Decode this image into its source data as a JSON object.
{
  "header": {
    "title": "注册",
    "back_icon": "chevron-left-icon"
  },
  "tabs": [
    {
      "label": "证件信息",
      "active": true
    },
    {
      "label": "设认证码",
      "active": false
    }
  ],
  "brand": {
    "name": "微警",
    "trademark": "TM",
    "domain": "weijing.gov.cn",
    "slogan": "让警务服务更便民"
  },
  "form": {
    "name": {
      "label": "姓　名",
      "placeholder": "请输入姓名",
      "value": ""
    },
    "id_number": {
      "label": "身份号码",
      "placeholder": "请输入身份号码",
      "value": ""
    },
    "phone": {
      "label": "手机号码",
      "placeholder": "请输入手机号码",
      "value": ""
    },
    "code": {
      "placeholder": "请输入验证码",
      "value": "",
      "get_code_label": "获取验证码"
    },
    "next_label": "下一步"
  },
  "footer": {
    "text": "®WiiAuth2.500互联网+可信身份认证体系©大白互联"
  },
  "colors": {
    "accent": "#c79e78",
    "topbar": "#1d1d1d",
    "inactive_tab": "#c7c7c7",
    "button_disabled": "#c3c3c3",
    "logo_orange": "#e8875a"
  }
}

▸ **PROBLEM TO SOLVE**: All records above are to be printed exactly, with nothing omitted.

▸ **YOUR RESPONSE**:
Decode this image into its source data as a JSON object.
{
  "header": {
    "title": "注册",
    "back_icon": "chevron-left-icon"
  },
  "tabs": [
    {
      "label": "证件信息",
      "active": true
    },
    {
      "label": "设认证码",
      "active": false
    }
  ],
  "brand": {
    "name": "微警",
    "trademark": "TM",
    "domain": "weijing.gov.cn",
    "slogan": "让警务服务更便民"
  },
  "form": {
    "name": {
      "label": "姓　名",
      "placeholder": "请输入姓名",
      "value": ""
    },
    "id_number": {
      "label": "身份号码",
      "placeholder": "请输入身份号码",
      "value": ""
    },
    "phone": {
      "label": "手机号码",
      "placeholder": "请输入手机号码",
      "value": ""
    },
    "code": {
      "placeholder": "请输入验证码",
      "value": "",
      "get_code_label": "获取验证码"
    },
    "next_label": "下一步"
  },
  "footer": {
    "text": "®WiiAuth2.500互联网+可信身份认证体系©大白互联"
  },
  "colors": {
    "accent": "#c79e78",
    "topbar": "#1d1d1d",
    "inactive_tab": "#c7c7c7",
    "button_disabled": "#c3c3c3",
    "logo_orange": "#e8875a"
  }
}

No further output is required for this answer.